**Problem statement**.
Every line with the word "JSON" in it should be extracted from the data that follows.

**Dataset rows describing interfaces**.
↓
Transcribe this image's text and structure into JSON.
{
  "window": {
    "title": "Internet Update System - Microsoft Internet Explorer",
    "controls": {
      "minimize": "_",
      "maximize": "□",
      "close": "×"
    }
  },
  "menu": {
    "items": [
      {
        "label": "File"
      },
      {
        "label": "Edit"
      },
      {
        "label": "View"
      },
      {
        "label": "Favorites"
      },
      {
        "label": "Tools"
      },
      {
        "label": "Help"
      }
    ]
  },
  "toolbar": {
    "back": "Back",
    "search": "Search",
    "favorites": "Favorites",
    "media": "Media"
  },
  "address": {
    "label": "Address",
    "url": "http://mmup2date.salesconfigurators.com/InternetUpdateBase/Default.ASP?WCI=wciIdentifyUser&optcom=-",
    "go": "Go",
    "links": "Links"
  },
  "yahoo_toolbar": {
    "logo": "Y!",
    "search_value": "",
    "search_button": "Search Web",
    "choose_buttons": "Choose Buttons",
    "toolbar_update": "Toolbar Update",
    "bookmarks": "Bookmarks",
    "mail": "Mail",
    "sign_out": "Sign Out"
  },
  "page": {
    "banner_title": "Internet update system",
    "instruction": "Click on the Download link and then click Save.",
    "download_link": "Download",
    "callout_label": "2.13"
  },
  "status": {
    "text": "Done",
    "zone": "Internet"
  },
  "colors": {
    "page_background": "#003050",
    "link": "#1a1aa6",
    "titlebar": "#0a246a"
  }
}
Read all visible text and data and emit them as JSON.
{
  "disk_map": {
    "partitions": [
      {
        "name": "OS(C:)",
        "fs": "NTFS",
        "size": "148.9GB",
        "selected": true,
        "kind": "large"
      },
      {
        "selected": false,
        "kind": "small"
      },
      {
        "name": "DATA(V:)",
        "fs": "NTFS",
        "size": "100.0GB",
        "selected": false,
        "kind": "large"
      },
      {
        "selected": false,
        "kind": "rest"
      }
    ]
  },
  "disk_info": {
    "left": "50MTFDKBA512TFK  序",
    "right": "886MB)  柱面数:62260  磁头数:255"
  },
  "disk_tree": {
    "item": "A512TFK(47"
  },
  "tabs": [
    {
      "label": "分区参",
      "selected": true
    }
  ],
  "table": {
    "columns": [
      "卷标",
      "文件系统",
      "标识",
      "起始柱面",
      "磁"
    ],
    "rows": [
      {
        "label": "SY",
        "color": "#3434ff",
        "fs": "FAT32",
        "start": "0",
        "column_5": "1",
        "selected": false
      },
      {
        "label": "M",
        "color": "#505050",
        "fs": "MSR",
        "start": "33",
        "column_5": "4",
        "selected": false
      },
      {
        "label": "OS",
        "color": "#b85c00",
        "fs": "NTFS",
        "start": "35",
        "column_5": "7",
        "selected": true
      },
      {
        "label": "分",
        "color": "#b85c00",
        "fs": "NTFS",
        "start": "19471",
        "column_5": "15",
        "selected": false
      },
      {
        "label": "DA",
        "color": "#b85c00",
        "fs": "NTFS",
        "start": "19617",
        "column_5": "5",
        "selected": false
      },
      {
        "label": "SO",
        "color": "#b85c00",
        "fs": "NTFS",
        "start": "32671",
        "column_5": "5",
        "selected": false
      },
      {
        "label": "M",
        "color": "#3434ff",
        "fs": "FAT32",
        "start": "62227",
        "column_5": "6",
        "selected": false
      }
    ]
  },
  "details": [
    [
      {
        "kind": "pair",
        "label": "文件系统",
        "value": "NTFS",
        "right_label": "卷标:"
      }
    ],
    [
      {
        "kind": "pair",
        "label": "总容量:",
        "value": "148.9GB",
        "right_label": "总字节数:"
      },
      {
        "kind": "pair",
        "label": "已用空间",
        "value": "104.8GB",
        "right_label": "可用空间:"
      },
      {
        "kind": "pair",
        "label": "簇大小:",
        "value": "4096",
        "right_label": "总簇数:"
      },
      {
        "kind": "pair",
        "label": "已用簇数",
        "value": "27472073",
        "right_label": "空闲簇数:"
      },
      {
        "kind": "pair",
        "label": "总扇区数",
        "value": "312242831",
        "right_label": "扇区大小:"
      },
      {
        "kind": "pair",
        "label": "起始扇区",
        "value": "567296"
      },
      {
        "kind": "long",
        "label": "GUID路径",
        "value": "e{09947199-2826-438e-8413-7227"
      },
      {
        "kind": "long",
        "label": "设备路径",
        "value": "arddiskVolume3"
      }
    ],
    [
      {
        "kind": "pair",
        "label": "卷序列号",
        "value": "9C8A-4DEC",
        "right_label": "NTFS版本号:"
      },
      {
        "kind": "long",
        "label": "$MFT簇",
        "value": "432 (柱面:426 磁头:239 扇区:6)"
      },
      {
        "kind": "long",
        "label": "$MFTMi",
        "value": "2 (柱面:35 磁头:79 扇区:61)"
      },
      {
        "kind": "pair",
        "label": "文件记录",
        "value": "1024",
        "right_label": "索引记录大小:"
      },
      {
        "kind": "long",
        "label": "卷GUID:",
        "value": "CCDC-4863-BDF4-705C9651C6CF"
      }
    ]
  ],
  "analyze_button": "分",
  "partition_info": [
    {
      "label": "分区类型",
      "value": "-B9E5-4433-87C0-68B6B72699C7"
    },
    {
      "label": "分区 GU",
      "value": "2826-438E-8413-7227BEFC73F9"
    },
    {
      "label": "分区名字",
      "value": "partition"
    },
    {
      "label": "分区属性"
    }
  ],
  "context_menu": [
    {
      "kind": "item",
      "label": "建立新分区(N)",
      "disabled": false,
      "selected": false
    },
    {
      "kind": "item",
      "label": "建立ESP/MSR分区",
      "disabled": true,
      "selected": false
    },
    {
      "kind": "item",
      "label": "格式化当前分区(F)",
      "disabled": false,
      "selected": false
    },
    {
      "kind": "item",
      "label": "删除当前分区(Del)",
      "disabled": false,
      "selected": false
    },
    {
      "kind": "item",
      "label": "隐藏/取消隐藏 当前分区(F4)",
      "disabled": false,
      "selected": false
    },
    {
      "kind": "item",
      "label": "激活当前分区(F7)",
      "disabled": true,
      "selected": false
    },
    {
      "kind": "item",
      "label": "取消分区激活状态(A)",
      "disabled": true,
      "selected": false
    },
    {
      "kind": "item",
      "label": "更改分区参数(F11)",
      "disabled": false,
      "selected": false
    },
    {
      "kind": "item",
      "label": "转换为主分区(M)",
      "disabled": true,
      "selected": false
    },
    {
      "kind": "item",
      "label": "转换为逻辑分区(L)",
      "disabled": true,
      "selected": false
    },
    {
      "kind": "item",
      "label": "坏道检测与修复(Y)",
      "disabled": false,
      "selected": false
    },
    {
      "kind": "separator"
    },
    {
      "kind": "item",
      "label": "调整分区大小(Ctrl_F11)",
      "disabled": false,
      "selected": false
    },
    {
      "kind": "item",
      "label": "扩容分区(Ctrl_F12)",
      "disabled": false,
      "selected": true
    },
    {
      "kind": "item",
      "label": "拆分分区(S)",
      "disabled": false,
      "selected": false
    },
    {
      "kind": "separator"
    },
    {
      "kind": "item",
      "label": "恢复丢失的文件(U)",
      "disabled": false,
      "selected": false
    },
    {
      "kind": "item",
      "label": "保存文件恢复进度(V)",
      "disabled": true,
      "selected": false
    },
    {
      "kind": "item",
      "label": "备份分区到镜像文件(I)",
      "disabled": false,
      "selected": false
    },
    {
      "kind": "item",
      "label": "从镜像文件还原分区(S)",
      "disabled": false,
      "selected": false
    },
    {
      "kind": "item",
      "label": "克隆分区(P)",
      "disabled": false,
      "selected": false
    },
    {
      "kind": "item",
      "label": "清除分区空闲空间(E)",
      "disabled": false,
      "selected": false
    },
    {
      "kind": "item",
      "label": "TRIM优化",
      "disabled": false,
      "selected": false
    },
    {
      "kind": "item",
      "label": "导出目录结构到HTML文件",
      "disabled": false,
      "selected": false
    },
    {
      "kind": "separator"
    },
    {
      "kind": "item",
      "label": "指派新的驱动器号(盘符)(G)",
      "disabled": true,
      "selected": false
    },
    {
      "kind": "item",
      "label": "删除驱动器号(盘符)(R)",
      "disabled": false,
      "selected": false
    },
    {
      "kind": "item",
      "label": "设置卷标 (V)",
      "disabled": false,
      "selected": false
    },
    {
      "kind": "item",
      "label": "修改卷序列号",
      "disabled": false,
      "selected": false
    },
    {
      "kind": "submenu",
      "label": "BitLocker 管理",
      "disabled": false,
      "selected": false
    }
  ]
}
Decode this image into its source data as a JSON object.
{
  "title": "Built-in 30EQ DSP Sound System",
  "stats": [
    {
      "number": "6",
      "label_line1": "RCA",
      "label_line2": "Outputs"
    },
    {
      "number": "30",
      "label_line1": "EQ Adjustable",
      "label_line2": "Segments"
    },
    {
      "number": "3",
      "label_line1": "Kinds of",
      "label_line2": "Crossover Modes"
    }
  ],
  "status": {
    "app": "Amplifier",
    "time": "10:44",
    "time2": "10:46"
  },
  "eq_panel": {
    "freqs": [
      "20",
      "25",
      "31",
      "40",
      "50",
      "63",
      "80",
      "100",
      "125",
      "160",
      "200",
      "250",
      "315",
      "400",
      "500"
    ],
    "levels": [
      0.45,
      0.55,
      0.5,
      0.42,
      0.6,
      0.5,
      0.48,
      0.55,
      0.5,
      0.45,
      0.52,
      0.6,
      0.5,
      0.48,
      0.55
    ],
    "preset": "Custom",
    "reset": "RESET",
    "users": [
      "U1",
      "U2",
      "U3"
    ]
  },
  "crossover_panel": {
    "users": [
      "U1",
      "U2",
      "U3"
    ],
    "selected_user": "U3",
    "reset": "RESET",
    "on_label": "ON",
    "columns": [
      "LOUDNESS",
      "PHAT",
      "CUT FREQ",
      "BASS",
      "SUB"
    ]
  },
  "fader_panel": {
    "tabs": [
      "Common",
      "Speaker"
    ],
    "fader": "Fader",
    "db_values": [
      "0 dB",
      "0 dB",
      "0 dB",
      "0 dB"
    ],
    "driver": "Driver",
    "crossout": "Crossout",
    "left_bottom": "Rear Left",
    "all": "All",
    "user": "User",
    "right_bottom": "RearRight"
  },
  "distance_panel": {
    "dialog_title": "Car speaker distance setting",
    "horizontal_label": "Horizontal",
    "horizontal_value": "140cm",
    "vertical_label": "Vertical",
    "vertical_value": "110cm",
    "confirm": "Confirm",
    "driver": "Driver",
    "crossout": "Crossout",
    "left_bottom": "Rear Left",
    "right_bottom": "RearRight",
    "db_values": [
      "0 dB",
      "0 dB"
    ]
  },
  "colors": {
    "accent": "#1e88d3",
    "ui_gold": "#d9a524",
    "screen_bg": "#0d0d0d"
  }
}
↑
**Reply to the task**.
Transcribe this image's text and structure into JSON.
Read all visible text and data and emit them as JSON.
Decode this image into its source data as a JSON object.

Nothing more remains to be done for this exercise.